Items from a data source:
.....
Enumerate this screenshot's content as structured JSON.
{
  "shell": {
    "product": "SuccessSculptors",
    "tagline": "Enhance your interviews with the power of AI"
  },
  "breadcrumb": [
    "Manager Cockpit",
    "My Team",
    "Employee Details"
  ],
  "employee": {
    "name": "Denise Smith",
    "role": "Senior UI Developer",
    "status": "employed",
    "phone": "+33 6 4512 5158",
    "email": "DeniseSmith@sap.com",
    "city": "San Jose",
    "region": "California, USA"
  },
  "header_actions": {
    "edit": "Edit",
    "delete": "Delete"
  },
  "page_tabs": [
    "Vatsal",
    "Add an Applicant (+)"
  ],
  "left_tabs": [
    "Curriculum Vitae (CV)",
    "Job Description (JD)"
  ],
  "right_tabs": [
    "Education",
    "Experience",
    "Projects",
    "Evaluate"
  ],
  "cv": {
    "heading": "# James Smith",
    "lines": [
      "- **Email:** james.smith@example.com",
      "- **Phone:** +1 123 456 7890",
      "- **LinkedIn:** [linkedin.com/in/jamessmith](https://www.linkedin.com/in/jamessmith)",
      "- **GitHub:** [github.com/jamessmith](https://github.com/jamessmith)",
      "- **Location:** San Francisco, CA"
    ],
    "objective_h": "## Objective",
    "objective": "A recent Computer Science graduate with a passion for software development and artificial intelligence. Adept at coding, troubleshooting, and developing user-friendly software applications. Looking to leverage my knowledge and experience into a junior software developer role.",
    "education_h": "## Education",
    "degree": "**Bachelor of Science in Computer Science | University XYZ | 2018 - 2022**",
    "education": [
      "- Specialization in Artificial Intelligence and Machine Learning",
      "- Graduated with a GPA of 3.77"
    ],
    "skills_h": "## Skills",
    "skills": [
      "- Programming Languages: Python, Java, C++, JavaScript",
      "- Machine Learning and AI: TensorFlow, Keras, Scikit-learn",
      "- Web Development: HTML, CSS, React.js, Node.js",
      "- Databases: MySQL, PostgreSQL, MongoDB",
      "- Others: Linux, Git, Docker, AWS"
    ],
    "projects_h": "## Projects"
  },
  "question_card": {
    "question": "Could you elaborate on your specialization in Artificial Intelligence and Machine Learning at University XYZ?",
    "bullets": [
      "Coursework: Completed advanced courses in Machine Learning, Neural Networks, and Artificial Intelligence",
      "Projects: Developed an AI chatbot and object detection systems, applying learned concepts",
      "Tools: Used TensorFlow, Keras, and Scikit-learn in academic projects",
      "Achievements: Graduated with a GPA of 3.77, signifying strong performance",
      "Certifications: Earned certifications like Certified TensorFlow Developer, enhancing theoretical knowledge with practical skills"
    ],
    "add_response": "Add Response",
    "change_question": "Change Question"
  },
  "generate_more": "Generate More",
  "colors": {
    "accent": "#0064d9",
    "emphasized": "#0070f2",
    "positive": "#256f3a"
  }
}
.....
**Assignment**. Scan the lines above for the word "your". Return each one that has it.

**Reply to the task**.
    "tagline": "Enhance your interviews with the power of AI"
    "question": "Could you elaborate on your specialization in Artificial Intelligence and Machine Learning at University XYZ?",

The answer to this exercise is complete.